Reflections of a Winter First Timer

2012-02-29 23:18:07.000 – Hilary Clark,  Summit Volunteer

German Students in their snow cave.

My father, a 1940’s weather observer, always told me that Mt. Washington was a place of extremes and that held true for my first time volunteering here in the winter. This volunteer shift was unusual because I was solo, though one of the German students helped me each day. In addition, instead of a one or two day overnight group, the German students would be here for the first half of my week. I would be cooking for 17 people, three times a day. And add to that an additional 8 for lunch on Thursday when a group of VIP’s visited. Plus a day trip on Monday. I was a bit anxious about my ability to coordinate the feeding of so many people.

Now that I am nearing the end of my week, I am proud to say that I met each challenge without being more than 5 minutes late putting a meal on the table. Cooking may not sound like an important part of the Mount Washington Observatory experience, but as with every other part of being on the Rock-pile, it is an essential part. Did I mention extremes – there were extremes of numbers – between 5-25 for a meal in a small space, extremes of quantities of food – gallons of one ingredient and none of the next, extremes of weather that sent the German students down a day early and changed a few meal times to an hour earlier with only 5 minutes’ notice. These are not complaints, these are statements of what life on the summit can be like. And it’s one of the many reasons I have loved my time up here.

Other reasons I will be sure to sign up to volunteer in winter again: Wind chills of -54F, 120 mile visibility, 0 miles visibility, winds of 111 mph, rime ice, brilliant red sunrises reflecting off the Atlantic, the howling winds, brilliant sunlight, and crystal clear night stars.
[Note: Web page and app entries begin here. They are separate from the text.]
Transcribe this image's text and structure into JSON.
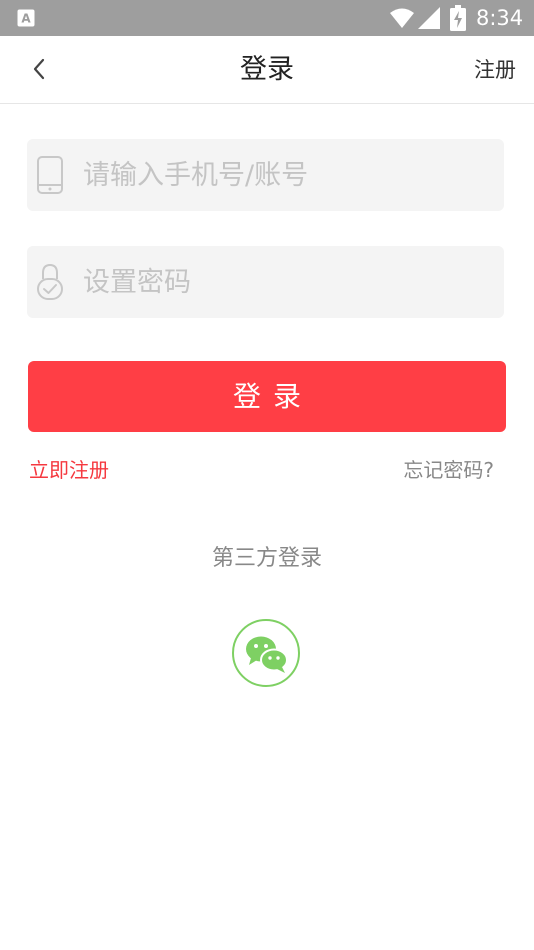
{
  "status_bar": {
    "app_icon": "a-letter-icon",
    "time": "8:34",
    "icons": [
      "wifi-icon",
      "signal-icon",
      "battery-charging-icon"
    ]
  },
  "nav": {
    "back_icon": "chevron-left-icon",
    "title": "登录",
    "register_label": "注册"
  },
  "form": {
    "phone": {
      "icon": "phone-icon",
      "placeholder": "请输入手机号/账号",
      "value": ""
    },
    "password": {
      "icon": "lock-icon",
      "placeholder": "设置密码",
      "value": ""
    },
    "login_label": "登录"
  },
  "links": {
    "register_now": "立即注册",
    "forgot_password": "忘记密码?"
  },
  "third_party": {
    "title": "第三方登录",
    "providers": [
      {
        "name_icon": "wechat-icon"
      }
    ]
  },
  "colors": {
    "status_bar": "#9e9e9e",
    "accent": "#ff3e45",
    "link_red": "#f5383f",
    "input_bg": "#f4f4f4",
    "wechat_green": "#7ed063"
  }
}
Every time I look outside, I am struck by the beauty all around. And of course, I have enjoyed the friendliness of Steve, Rick, Mike, Brian and Marty.

Lastly, the photo attached to this comment is of the the snow cave built, and slept in, by some of the German students. I was unable to negotiate the high winds and limited visibility to the cave so they graciously escorted me to and from their nighttime home. Although it was a co-ed group, please notice that I only saw the girls building and sleeping in the cave.

 

Hilary Clark,  Summit Volunteer

Overview of Lapse Rate Research

May 20th, 2024|0 Comments

Overview of Lapse Rate Research By Karl Philippoff As a weather observer and research specialist on top of Mount Washington, in addition to my usual observer duties such as taking hourly observations, releasing forecasts,

Deadline Driven: The 12-Hour Shifts that Power Weather Forecasting from the Northeast’s Highest Peak

May 9th, 2024|Comments Off on Deadline Driven: The 12-Hour Shifts that Power Weather Forecasting from the Northeast’s Highest Peak

Deadline Driven: The 12-Hour Shifts that Power Weather Forecasting from the Northeast's Highest Peak By Wendy Almeida  As a new member of the Mount Washington Observatory team, I wanted to gain a deeper understanding

Find Older Posts